BACKGROUND: During the initial months of the COVID-19 pandemic, rapidly rising disease prevalence in the United States created a demand for patient-facing information exchanges that addressed questions and concerns about the disease. One approach to managing increased patient volumes during a pandemic involves the implementation of telephone-based triage systems. During a pandemic, telephone triage hotlines can be employed in innovative ways to conserve medical resources and offer useful population-level data about disease symptomatology and risk factor profiles. OBJECTIVE: The aim of this study is to describe and evaluate the COVID-19 telephone triage hotline used by a large academic medical center in the midwestern United States. METHODS: Michigan Medicine established a telephone hotline to triage inbound patient calls related to COVID-19. For calls received between March 24, 2020, and May 5, 2020, we described total call volume, data reported by callers including COVID-19 risk factors and symptomatology, and distribution of callers to triage algorithm endpoints. We also described symptomatology reported by callers who were directed to the institutional patient portal (online medical visit questionnaire). RESULTS: A total of 3929 calls (average 91 calls per day) were received by the call center during the study period. The maximum total number of daily calls peaked at 211 on March 24, 2020. Call volumes were the highest from 6 AM to 11 AM and during evening hours. Callers were most often directed to the online patient portal (1654/3929, 42%), nursing hotlines (1338/3929, 34%), or employee health services (709/3929, 18%). Cough (126/370 of callers, 34%), shortness of breath (101/370, 27%), upper respiratory infection (28/111, 25%), and fever (89/370, 24%) were the most commonly reported symptoms. Immunocompromised state (23/370, 6%) and age >65 years (18/370, 5%) were the most commonly reported risk factors. CONCLUSIONS: The triage algorithm successfully diverted low-risk patients to suitable algorithm endpoints, while directing high-risk patients onward for immediate assessment. Data collected from hotline calls also enhanced knowledge of symptoms and risk factors that typified community members, demonstrating that pandemic hotlines can aid in the clinical characterization of novel diseases.

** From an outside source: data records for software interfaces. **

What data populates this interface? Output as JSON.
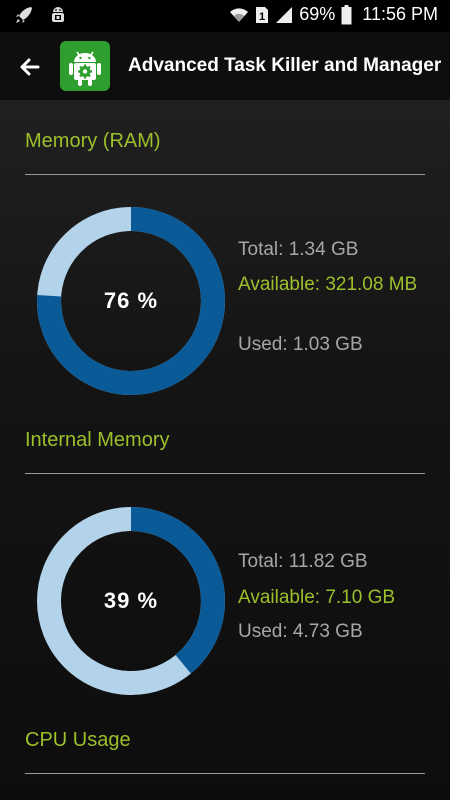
{
  "status_bar": {
    "battery": "69%",
    "time": "11:56 PM",
    "left_icons": [
      "rocket-icon",
      "android-debug-icon"
    ],
    "right_icons": [
      "wifi-icon",
      "sim-icon",
      "signal-icon",
      "battery-icon"
    ]
  },
  "app_bar": {
    "title": "Advanced Task Killer and Manager",
    "back_icon": "arrow-left-icon",
    "app_icon": "android-gear-icon"
  },
  "colors": {
    "accent": "#9cbf2c",
    "ring_used": "#0a5a98",
    "ring_free": "#b3d3ea",
    "background": "#0d0d0d"
  },
  "sections": {
    "ram": {
      "title": "Memory (RAM)",
      "percent_label": "76 %",
      "percent_value": 0.76,
      "total": "Total: 1.34 GB",
      "available": "Available: 321.08 MB",
      "used": "Used: 1.03 GB"
    },
    "internal": {
      "title": "Internal Memory",
      "percent_label": "39 %",
      "percent_value": 0.39,
      "total": "Total: 11.82 GB",
      "available": "Available: 7.10 GB",
      "used": "Used: 4.73 GB"
    },
    "cpu": {
      "title": "CPU Usage"
    }
  }
}
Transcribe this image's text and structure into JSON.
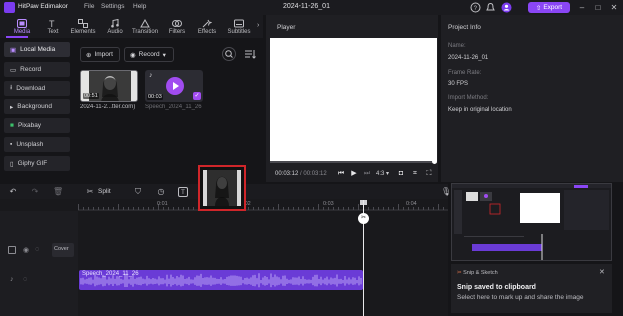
{
  "app": {
    "name": "HitPaw Edimakor",
    "menu": [
      "File",
      "Settings",
      "Help"
    ],
    "project_title": "2024-11-26_01",
    "export_label": "Export",
    "accent": "#8a46f5"
  },
  "media_tabs": [
    {
      "label": "Media",
      "icon": "media-icon",
      "active": true
    },
    {
      "label": "Text",
      "icon": "text-icon"
    },
    {
      "label": "Elements",
      "icon": "elements-icon"
    },
    {
      "label": "Audio",
      "icon": "audio-icon"
    },
    {
      "label": "Transition",
      "icon": "transition-icon"
    },
    {
      "label": "Filters",
      "icon": "filters-icon"
    },
    {
      "label": "Effects",
      "icon": "effects-icon"
    },
    {
      "label": "Subtitles",
      "icon": "subtitles-icon"
    }
  ],
  "left_nav": [
    {
      "label": "Local Media",
      "active": true
    },
    {
      "label": "Record"
    },
    {
      "label": "Download"
    },
    {
      "label": "Background"
    },
    {
      "label": "Pixabay"
    },
    {
      "label": "Unsplash"
    },
    {
      "label": "Giphy GIF"
    }
  ],
  "media_toolbar": {
    "import_label": "Import",
    "record_label": "Record"
  },
  "media_items": [
    {
      "name": "2024-11-2...tter.com)",
      "duration": "00:51"
    },
    {
      "name": "Speech_2024_11_26",
      "duration": "00:03"
    }
  ],
  "player": {
    "title": "Player",
    "current_time": "00:03:12",
    "total_time": "00:03:12",
    "ratio": "4:3"
  },
  "project_info": {
    "title": "Project Info",
    "fields": [
      {
        "label": "Name:",
        "value": "2024-11-26_01"
      },
      {
        "label": "Frame Rate:",
        "value": "30 FPS"
      },
      {
        "label": "Import Method:",
        "value": "Keep in original location"
      }
    ]
  },
  "timeline": {
    "split_label": "Split",
    "ticks": [
      "0:01",
      "0:02",
      "0:03",
      "0:04"
    ],
    "cover_label": "Cover",
    "audio_clip_label": "Speech_2024_11_26"
  },
  "toast": {
    "app": "Snip & Sketch",
    "title": "Snip saved to clipboard",
    "body": "Select here to mark up and share the image"
  }
}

COVID-19 , Hotlines , Aged , Hotlines/statistics & numerical data , Humans , Longitudinal Studies , Pandemics , Telephone , Triage , United States
iScience ; 24(7): 102700, 2021 Jul 23.
Article in English | MEDLINE | ID: mdl-34235408


The neuromuscular junction is a synapse critical for muscle strength and coordinated motor function. Unlike CNS injuries, motor neurons mount robust regenerative responses after peripheral nerve injuries. Conversely, motor neurons selectively degenerate in diseases such as amyotrophic lateral sclerosis (ALS). To assess how these insults affect motor neurons in vivo, we performed ribosomal profiling of mouse motor neurons. Motor neuron-specific transcripts were isolated from spinal cords following sciatic nerve crush, a model of acute injury and regeneration, and in the SOD1G93A ALS model. Of the 267 transcripts upregulated after nerve crush, 38% were also upregulated in SOD1G93A motor neurons. However, most upregulated genes in injured and ALS motor neurons were context specific. Some of the most significantly upregulated transcripts in both paradigms were chemokines such as Ccl2 and Ccl7, suggesting an important role for neuroimmune modulation. Collectively these data will aid in defining pro-regenerative and pro-degenerative mechanisms in motor neurons.